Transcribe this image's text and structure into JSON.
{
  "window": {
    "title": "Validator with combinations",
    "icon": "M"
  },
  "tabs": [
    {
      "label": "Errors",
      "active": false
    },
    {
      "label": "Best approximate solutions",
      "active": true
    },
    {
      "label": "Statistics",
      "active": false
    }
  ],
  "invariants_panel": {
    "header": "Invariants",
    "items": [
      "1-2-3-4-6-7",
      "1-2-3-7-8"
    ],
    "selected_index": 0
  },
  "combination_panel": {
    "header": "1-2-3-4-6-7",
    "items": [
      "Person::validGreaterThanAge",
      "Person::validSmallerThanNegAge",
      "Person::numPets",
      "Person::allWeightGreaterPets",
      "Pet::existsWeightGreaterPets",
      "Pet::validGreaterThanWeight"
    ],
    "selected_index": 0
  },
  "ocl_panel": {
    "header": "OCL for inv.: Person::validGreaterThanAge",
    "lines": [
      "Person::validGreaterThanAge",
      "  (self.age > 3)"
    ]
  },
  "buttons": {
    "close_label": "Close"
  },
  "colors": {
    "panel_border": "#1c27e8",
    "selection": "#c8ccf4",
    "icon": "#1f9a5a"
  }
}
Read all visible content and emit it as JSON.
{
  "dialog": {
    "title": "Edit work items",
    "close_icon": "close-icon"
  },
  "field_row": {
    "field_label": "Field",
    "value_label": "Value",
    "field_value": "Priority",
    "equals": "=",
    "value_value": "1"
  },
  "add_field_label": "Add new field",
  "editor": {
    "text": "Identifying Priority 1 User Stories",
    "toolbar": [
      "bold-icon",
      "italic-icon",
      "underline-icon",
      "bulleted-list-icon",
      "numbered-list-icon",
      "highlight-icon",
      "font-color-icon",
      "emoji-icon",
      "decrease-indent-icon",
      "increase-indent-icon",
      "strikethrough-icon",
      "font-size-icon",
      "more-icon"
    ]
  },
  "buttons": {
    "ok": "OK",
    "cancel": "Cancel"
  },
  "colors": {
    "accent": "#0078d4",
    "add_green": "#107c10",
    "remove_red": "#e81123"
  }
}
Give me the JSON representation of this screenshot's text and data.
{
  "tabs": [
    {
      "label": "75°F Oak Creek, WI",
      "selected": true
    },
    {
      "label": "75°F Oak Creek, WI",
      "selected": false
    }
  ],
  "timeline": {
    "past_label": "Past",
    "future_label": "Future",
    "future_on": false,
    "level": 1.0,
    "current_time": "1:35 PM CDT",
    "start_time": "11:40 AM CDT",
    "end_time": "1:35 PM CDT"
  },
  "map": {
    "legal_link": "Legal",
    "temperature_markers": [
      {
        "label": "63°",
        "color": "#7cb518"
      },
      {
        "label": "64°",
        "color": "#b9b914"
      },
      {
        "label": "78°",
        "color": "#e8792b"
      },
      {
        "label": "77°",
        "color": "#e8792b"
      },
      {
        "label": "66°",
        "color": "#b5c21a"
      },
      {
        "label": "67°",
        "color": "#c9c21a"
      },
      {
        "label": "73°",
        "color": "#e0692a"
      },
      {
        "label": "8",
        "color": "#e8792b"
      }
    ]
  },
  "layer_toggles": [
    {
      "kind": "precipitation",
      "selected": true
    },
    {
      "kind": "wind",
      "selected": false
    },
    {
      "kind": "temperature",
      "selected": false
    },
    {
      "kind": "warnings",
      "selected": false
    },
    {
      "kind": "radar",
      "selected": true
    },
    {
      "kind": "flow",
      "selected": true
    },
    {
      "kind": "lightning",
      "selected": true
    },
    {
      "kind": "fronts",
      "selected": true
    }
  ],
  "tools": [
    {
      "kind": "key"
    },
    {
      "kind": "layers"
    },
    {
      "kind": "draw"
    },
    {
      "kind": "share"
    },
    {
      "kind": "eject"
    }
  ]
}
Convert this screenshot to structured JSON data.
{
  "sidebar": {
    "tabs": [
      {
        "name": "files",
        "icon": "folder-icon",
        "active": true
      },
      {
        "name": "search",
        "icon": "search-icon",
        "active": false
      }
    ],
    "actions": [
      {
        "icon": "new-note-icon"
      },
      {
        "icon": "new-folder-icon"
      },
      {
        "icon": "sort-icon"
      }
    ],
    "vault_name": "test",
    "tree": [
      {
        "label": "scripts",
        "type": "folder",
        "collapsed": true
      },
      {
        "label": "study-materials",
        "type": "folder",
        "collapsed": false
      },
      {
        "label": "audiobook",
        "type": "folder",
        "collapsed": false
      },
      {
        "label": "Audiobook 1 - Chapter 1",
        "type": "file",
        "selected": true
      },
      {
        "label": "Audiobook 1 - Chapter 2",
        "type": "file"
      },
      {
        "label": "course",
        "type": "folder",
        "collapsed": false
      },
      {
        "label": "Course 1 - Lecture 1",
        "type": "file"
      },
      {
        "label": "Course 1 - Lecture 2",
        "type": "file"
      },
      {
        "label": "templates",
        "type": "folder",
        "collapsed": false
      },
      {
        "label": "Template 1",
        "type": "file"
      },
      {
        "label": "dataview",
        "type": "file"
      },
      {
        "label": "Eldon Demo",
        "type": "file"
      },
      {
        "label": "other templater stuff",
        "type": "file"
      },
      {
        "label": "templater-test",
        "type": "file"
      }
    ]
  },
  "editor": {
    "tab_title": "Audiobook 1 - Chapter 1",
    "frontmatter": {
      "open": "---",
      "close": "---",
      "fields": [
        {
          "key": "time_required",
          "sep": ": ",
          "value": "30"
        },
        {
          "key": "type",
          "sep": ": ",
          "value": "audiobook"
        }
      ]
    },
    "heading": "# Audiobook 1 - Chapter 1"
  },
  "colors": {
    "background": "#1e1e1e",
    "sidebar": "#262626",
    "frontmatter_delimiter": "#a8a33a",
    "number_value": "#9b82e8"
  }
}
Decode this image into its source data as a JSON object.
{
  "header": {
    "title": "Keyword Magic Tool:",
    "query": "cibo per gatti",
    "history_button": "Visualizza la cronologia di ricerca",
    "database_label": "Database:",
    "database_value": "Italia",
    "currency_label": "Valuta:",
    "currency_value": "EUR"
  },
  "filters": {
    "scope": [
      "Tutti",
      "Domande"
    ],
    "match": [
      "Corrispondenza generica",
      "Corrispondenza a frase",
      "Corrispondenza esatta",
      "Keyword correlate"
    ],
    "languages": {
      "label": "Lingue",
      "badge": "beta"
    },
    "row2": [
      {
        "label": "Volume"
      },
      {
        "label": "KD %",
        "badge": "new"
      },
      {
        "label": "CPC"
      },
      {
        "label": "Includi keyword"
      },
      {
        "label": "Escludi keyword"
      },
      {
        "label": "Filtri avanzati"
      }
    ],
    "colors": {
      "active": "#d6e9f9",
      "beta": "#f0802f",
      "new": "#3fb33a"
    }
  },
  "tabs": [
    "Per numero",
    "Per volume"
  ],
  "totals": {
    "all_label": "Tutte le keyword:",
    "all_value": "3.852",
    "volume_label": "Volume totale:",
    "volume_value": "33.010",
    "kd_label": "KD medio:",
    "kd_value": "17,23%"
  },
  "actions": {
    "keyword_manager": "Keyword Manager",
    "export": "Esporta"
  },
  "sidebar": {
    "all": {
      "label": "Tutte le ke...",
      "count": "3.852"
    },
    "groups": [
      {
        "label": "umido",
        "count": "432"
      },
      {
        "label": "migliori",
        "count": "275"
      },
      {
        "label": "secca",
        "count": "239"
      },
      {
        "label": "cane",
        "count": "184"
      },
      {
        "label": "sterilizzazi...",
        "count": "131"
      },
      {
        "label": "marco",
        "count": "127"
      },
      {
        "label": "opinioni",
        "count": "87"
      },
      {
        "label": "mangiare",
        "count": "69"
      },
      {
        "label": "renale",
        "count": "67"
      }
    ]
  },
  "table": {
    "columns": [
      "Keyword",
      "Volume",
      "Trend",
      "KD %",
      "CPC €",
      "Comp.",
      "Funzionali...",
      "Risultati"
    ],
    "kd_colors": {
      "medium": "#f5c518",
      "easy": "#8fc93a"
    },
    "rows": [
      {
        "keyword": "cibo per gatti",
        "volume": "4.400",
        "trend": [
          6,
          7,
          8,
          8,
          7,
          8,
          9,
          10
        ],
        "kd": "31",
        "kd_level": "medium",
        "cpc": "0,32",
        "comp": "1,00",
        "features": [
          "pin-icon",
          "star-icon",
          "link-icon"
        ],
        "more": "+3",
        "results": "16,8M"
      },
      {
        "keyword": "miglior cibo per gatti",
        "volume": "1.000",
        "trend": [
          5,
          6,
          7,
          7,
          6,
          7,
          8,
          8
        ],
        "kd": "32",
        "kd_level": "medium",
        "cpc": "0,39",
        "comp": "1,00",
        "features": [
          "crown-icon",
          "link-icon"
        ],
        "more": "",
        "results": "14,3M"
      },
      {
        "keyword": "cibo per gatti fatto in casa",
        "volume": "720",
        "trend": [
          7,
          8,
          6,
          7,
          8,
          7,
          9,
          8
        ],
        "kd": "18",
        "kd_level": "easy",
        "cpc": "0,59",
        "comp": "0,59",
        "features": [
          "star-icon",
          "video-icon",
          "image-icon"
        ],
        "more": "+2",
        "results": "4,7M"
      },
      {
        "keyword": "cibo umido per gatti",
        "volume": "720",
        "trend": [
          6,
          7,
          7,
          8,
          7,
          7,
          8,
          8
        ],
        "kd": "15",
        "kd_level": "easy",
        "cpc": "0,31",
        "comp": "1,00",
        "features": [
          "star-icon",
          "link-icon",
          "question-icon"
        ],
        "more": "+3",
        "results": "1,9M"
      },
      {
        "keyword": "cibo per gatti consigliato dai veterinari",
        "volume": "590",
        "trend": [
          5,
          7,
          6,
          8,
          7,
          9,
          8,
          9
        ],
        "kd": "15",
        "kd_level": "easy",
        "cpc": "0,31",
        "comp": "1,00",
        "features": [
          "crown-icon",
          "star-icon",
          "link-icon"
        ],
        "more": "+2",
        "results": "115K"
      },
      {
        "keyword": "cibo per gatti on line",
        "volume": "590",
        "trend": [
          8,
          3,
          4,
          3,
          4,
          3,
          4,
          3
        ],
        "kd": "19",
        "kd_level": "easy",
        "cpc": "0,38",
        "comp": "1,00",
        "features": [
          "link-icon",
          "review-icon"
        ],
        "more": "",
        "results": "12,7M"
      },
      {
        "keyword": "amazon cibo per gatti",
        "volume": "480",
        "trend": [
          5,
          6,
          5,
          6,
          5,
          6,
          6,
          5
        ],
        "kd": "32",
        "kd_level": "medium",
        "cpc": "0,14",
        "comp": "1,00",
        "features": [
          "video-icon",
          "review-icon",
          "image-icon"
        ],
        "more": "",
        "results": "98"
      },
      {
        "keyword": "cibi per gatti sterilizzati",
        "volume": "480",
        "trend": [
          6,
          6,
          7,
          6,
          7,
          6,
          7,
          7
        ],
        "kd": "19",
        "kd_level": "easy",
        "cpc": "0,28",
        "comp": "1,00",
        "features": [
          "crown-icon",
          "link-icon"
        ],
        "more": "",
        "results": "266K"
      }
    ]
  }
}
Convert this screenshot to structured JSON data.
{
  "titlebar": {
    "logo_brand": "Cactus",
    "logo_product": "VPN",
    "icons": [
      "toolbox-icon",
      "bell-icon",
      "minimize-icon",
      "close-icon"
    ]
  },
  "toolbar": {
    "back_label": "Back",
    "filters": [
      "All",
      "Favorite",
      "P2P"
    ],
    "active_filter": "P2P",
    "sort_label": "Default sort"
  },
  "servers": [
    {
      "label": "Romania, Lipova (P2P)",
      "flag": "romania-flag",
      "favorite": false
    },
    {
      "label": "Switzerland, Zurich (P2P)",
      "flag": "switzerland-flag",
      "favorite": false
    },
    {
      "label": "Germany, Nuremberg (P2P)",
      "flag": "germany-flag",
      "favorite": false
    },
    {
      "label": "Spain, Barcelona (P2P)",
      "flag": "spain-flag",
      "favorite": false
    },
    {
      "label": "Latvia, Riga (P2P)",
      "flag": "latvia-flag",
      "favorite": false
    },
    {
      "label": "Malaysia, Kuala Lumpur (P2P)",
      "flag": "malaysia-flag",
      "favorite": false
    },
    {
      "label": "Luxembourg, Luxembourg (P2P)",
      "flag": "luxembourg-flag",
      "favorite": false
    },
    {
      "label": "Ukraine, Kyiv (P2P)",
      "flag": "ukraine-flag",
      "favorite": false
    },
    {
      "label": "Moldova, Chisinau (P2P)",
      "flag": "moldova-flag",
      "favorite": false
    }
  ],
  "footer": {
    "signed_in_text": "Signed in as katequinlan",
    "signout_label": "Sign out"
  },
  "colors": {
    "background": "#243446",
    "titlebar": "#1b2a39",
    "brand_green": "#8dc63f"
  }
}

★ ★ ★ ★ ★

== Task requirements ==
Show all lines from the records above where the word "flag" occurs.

== Answer to the exercise ==
      "flag": "romania-flag",
      "flag": "switzerland-flag",
      "flag": "germany-flag",
      "flag": "spain-flag",
      "flag": "latvia-flag",
      "flag": "malaysia-flag",
      "flag": "luxembourg-flag",
      "flag": "ukraine-flag",
      "flag": "moldova-flag",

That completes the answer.